%%

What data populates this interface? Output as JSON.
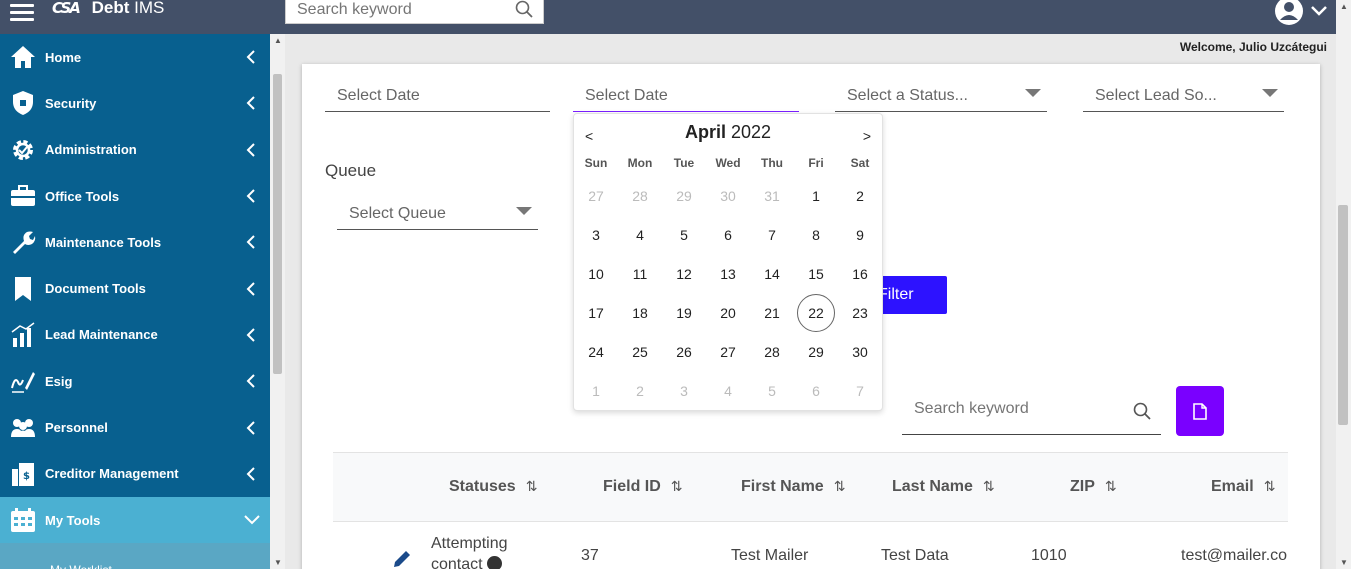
{
  "header": {
    "brand_logo": "CSA",
    "brand_debt": "Debt",
    "brand_ims": "IMS",
    "search_placeholder": "Search keyword"
  },
  "welcome": "Welcome, Julio Uzcátegui",
  "sidebar": {
    "items": [
      {
        "label": "Home",
        "icon": "home-icon"
      },
      {
        "label": "Security",
        "icon": "shield-icon"
      },
      {
        "label": "Administration",
        "icon": "gear-icon"
      },
      {
        "label": "Office Tools",
        "icon": "briefcase-icon"
      },
      {
        "label": "Maintenance Tools",
        "icon": "wrench-icon"
      },
      {
        "label": "Document Tools",
        "icon": "bookmark-icon"
      },
      {
        "label": "Lead Maintenance",
        "icon": "chart-icon"
      },
      {
        "label": "Esig",
        "icon": "signature-icon"
      },
      {
        "label": "Personnel",
        "icon": "people-icon"
      },
      {
        "label": "Creditor Management",
        "icon": "building-icon"
      },
      {
        "label": "My Tools",
        "icon": "calendar-icon"
      }
    ],
    "sub_item": "My Worklist"
  },
  "filters": {
    "date_from": "Select Date",
    "date_to": "Select Date",
    "status": "Select a Status...",
    "lead_source": "Select Lead So...",
    "queue_label": "Queue",
    "queue": "Select Queue",
    "filter_button": "Filter"
  },
  "calendar": {
    "prev": "<",
    "next": ">",
    "month": "April",
    "year": "2022",
    "weekdays": [
      "Sun",
      "Mon",
      "Tue",
      "Wed",
      "Thu",
      "Fri",
      "Sat"
    ],
    "weeks": [
      [
        "27",
        "28",
        "29",
        "30",
        "31",
        "1",
        "2"
      ],
      [
        "3",
        "4",
        "5",
        "6",
        "7",
        "8",
        "9"
      ],
      [
        "10",
        "11",
        "12",
        "13",
        "14",
        "15",
        "16"
      ],
      [
        "17",
        "18",
        "19",
        "20",
        "21",
        "22",
        "23"
      ],
      [
        "24",
        "25",
        "26",
        "27",
        "28",
        "29",
        "30"
      ],
      [
        "1",
        "2",
        "3",
        "4",
        "5",
        "6",
        "7"
      ]
    ],
    "today": "22"
  },
  "table": {
    "search_placeholder": "Search keyword",
    "columns": [
      "Statuses",
      "Field ID",
      "First Name",
      "Last Name",
      "ZIP",
      "Email"
    ],
    "sort_glyph": "⇅",
    "rows": [
      {
        "status_line1": "Attempting",
        "status_line2": "contact",
        "field_id": "37",
        "first_name": "Test Mailer",
        "last_name": "Test Data",
        "zip": "1010",
        "email": "test@mailer.co"
      }
    ]
  },
  "colors": {
    "topbar": "#435068",
    "sidebar": "#08608f",
    "sidebar_active": "#4bb0d2",
    "filter_button": "#2d12ff",
    "export_button": "#7a00ff"
  }
}
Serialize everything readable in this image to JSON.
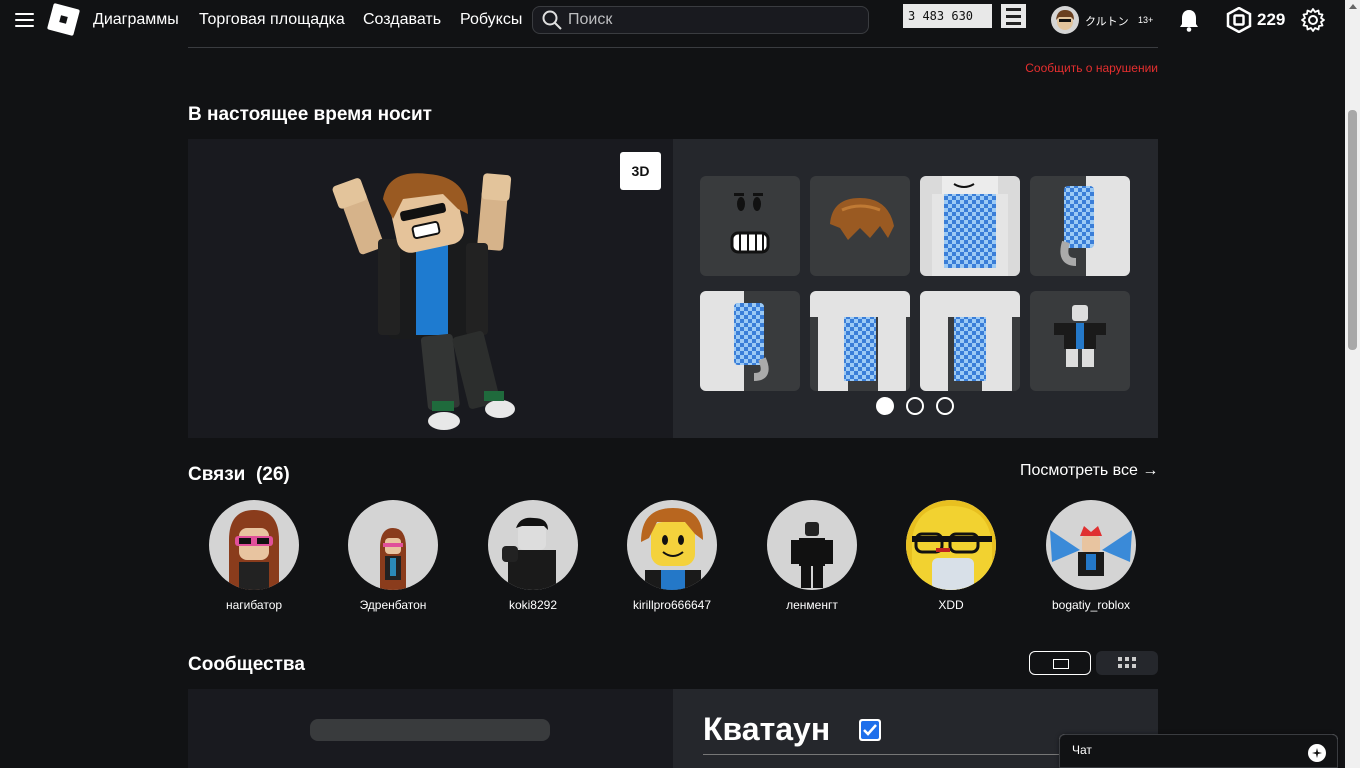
{
  "nav": {
    "links": [
      "Диаграммы",
      "Торговая площадка",
      "Создавать",
      "Робуксы"
    ],
    "search_placeholder": "Поиск",
    "counter": "3 483 630",
    "username": "クルトン",
    "age_badge": "13+",
    "robux": "229"
  },
  "report_link": "Сообщить о нарушении",
  "wearing": {
    "title": "В настоящее время носит",
    "btn_3d": "3D",
    "items": [
      "face",
      "hair",
      "shirt-torso",
      "right-arm",
      "left-arm",
      "right-leg",
      "left-leg",
      "outfit"
    ],
    "page_count": 3,
    "active_page": 0
  },
  "connections": {
    "title": "Связи",
    "count": "(26)",
    "see_all": "Посмотреть все",
    "friends": [
      {
        "name": "нагибатор"
      },
      {
        "name": "Эдренбатон"
      },
      {
        "name": "koki8292"
      },
      {
        "name": "kirillpro666647"
      },
      {
        "name": "ленменгт"
      },
      {
        "name": "XDD"
      },
      {
        "name": "bogatiy_roblox"
      }
    ]
  },
  "communities": {
    "title": "Сообщества",
    "featured_name": "Кватаун"
  },
  "chat": {
    "label": "Чат"
  },
  "colors": {
    "background": "#111214",
    "panel": "#191a1f",
    "panel_alt": "#25272c",
    "report": "#e52f2f",
    "verified": "#1f6feb"
  }
}
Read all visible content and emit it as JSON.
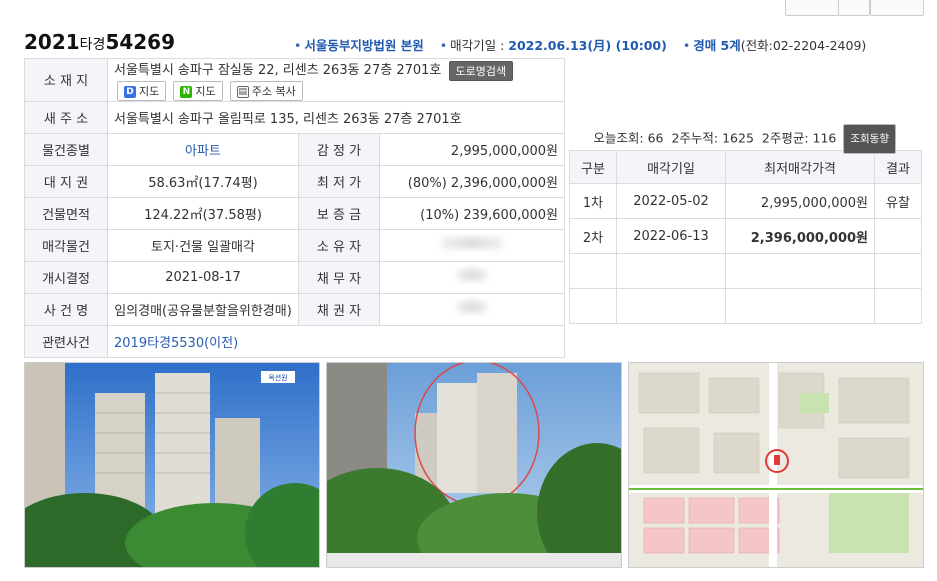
{
  "header": {
    "case_year": "2021",
    "case_type": "타경",
    "case_number": "54269",
    "court": "서울동부지방법원 본원",
    "sale_date_label": "매각기일 : ",
    "sale_date": "2022.06.13(月) (10:00)",
    "division": "경매 5계",
    "phone": "(전화:02-2204-2409)"
  },
  "details": {
    "location_label": "소 재 지",
    "location": "서울특별시 송파구 잠실동 22, 리센츠 263동 27층 2701호",
    "btn_road": "도로명검색",
    "btn_daum_map": "지도",
    "btn_naver_map": "지도",
    "btn_copy": "주소 복사",
    "new_address_label": "새 주 소",
    "new_address": "서울특별시 송파구 올림픽로 135, 리센츠 263동 27층 2701호",
    "type_label": "물건종별",
    "type": "아파트",
    "appraisal_label": "감 정 가",
    "appraisal": "2,995,000,000원",
    "land_label": "대 지 권",
    "land": "58.63㎡(17.74평)",
    "min_label": "최 저 가",
    "min": "(80%) 2,396,000,000원",
    "area_label": "건물면적",
    "area": "124.22㎡(37.58평)",
    "deposit_label": "보 증 금",
    "deposit": "(10%) 239,600,000원",
    "sale_type_label": "매각물건",
    "sale_type": "토지·건물 일괄매각",
    "owner_label": "소 유 자",
    "start_label": "개시결정",
    "start": "2021-08-17",
    "debtor_label": "채 무 자",
    "case_name_label": "사 건 명",
    "case_name": "임의경매(공유물분할을위한경매)",
    "creditor_label": "채 권 자",
    "related_label": "관련사건",
    "related": "2019타경5530(이전)"
  },
  "stats": {
    "today_label": "오늘조회: ",
    "today": "66",
    "two_week_label": "2주누적: ",
    "two_week": "1625",
    "two_week_avg_label": "2주평균: ",
    "two_week_avg": "116",
    "trend_btn": "조회동향"
  },
  "history": {
    "headers": [
      "구분",
      "매각기일",
      "최저매각가격",
      "결과"
    ],
    "rows": [
      {
        "round": "1차",
        "date": "2022-05-02",
        "price": "2,995,000,000원",
        "result": "유찰"
      },
      {
        "round": "2차",
        "date": "2022-06-13",
        "price": "2,396,000,000원",
        "result": ""
      }
    ]
  },
  "colors": {
    "accent": "#1f5ab0",
    "label_bg": "#f3f5f8",
    "border": "#dcdcdc"
  },
  "photos": {
    "badge": "옥션원"
  }
}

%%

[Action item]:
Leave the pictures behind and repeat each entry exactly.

[Answer area]:
What data populates this interface? Output as JSON.
{
  "header": {
    "brand_logo": "CSA",
    "brand_debt": "Debt",
    "brand_ims": "IMS",
    "search_placeholder": "Search keyword"
  },
  "welcome": "Welcome, Julio Uzcátegui",
  "sidebar": {
    "items": [
      {
        "label": "Home",
        "icon": "home-icon"
      },
      {
        "label": "Security",
        "icon": "shield-icon"
      },
      {
        "label": "Administration",
        "icon": "gear-icon"
      },
      {
        "label": "Office Tools",
        "icon": "briefcase-icon"
      },
      {
        "label": "Maintenance Tools",
        "icon": "wrench-icon"
      },
      {
        "label": "Document Tools",
        "icon": "bookmark-icon"
      },
      {
        "label": "Lead Maintenance",
        "icon": "chart-icon"
      },
      {
        "label": "Esig",
        "icon": "signature-icon"
      },
      {
        "label": "Personnel",
        "icon": "people-icon"
      },
      {
        "label": "Creditor Management",
        "icon": "building-icon"
      },
      {
        "label": "My Tools",
        "icon": "calendar-icon"
      }
    ],
    "sub_item": "My Worklist"
  },
  "filters": {
    "date_from": "Select Date",
    "date_to": "Select Date",
    "status": "Select a Status...",
    "lead_source": "Select Lead So...",
    "queue_label": "Queue",
    "queue": "Select Queue",
    "filter_button": "Filter"
  },
  "calendar": {
    "prev": "<",
    "next": ">",
    "month": "April",
    "year": "2022",
    "weekdays": [
      "Sun",
      "Mon",
      "Tue",
      "Wed",
      "Thu",
      "Fri",
      "Sat"
    ],
    "weeks": [
      [
        "27",
        "28",
        "29",
        "30",
        "31",
        "1",
        "2"
      ],
      [
        "3",
        "4",
        "5",
        "6",
        "7",
        "8",
        "9"
      ],
      [
        "10",
        "11",
        "12",
        "13",
        "14",
        "15",
        "16"
      ],
      [
        "17",
        "18",
        "19",
        "20",
        "21",
        "22",
        "23"
      ],
      [
        "24",
        "25",
        "26",
        "27",
        "28",
        "29",
        "30"
      ],
      [
        "1",
        "2",
        "3",
        "4",
        "5",
        "6",
        "7"
      ]
    ],
    "today": "22"
  },
  "table": {
    "search_placeholder": "Search keyword",
    "columns": [
      "Statuses",
      "Field ID",
      "First Name",
      "Last Name",
      "ZIP",
      "Email"
    ],
    "sort_glyph": "⇅",
    "rows": [
      {
        "status_line1": "Attempting",
        "status_line2": "contact",
        "field_id": "37",
        "first_name": "Test Mailer",
        "last_name": "Test Data",
        "zip": "1010",
        "email": "test@mailer.co"
      }
    ]
  },
  "colors": {
    "topbar": "#435068",
    "sidebar": "#08608f",
    "sidebar_active": "#4bb0d2",
    "filter_button": "#2d12ff",
    "export_button": "#7a00ff"
  }
}
Serialize everything readable in this image to JSON.
{
  "nav": {
    "links": [
      "Диаграммы",
      "Торговая площадка",
      "Создавать",
      "Робуксы"
    ],
    "search_placeholder": "Поиск",
    "counter": "3 483 630",
    "username": "クルトン",
    "age_badge": "13+",
    "robux": "229"
  },
  "report_link": "Сообщить о нарушении",
  "wearing": {
    "title": "В настоящее время носит",
    "btn_3d": "3D",
    "items": [
      "face",
      "hair",
      "shirt-torso",
      "right-arm",
      "left-arm",
      "right-leg",
      "left-leg",
      "outfit"
    ],
    "page_count": 3,
    "active_page": 0
  },
  "connections": {
    "title": "Связи",
    "count": "(26)",
    "see_all": "Посмотреть все",
    "friends": [
      {
        "name": "нагибатор"
      },
      {
        "name": "Эдренбатон"
      },
      {
        "name": "koki8292"
      },
      {
        "name": "kirillpro666647"
      },
      {
        "name": "ленменгт"
      },
      {
        "name": "XDD"
      },
      {
        "name": "bogatiy_roblox"
      }
    ]
  },
  "communities": {
    "title": "Сообщества",
    "featured_name": "Кватаун"
  },
  "chat": {
    "label": "Чат"
  },
  "colors": {
    "background": "#111214",
    "panel": "#191a1f",
    "panel_alt": "#25272c",
    "report": "#e52f2f",
    "verified": "#1f6feb"
  }
}
Read all visible content and emit it as JSON.
{
  "header": {
    "case_year": "2021",
    "case_type": "타경",
    "case_number": "54269",
    "court": "서울동부지방법원 본원",
    "sale_date_label": "매각기일 : ",
    "sale_date": "2022.06.13(月) (10:00)",
    "division": "경매 5계",
    "phone": "(전화:02-2204-2409)"
  },
  "details": {
    "location_label": "소 재 지",
    "location": "서울특별시 송파구 잠실동 22, 리센츠 263동 27층 2701호",
    "btn_road": "도로명검색",
    "btn_daum_map": "지도",
    "btn_naver_map": "지도",
    "btn_copy": "주소 복사",
    "new_address_label": "새 주 소",
    "new_address": "서울특별시 송파구 올림픽로 135, 리센츠 263동 27층 2701호",
    "type_label": "물건종별",
    "type": "아파트",
    "appraisal_label": "감 정 가",
    "appraisal": "2,995,000,000원",
    "land_label": "대 지 권",
    "land": "58.63㎡(17.74평)",
    "min_label": "최 저 가",
    "min": "(80%) 2,396,000,000원",
    "area_label": "건물면적",
    "area": "124.22㎡(37.58평)",
    "deposit_label": "보 증 금",
    "deposit": "(10%) 239,600,000원",
    "sale_type_label": "매각물건",
    "sale_type": "토지·건물 일괄매각",
    "owner_label": "소 유 자",
    "start_label": "개시결정",
    "start": "2021-08-17",
    "debtor_label": "채 무 자",
    "case_name_label": "사 건 명",
    "case_name": "임의경매(공유물분할을위한경매)",
    "creditor_label": "채 권 자",
    "related_label": "관련사건",
    "related": "2019타경5530(이전)"
  },
  "stats": {
    "today_label": "오늘조회: ",
    "today": "66",
    "two_week_label": "2주누적: ",
    "two_week": "1625",
    "two_week_avg_label": "2주평균: ",
    "two_week_avg": "116",
    "trend_btn": "조회동향"
  },
  "history": {
    "headers": [
      "구분",
      "매각기일",
      "최저매각가격",
      "결과"
    ],
    "rows": [
      {
        "round": "1차",
        "date": "2022-05-02",
        "price": "2,995,000,000원",
        "result": "유찰"
      },
      {
        "round": "2차",
        "date": "2022-06-13",
        "price": "2,396,000,000원",
        "result": ""
      }
    ]
  },
  "colors": {
    "accent": "#1f5ab0",
    "label_bg": "#f3f5f8",
    "border": "#dcdcdc"
  },
  "photos": {
    "badge": "옥션원"
  }
}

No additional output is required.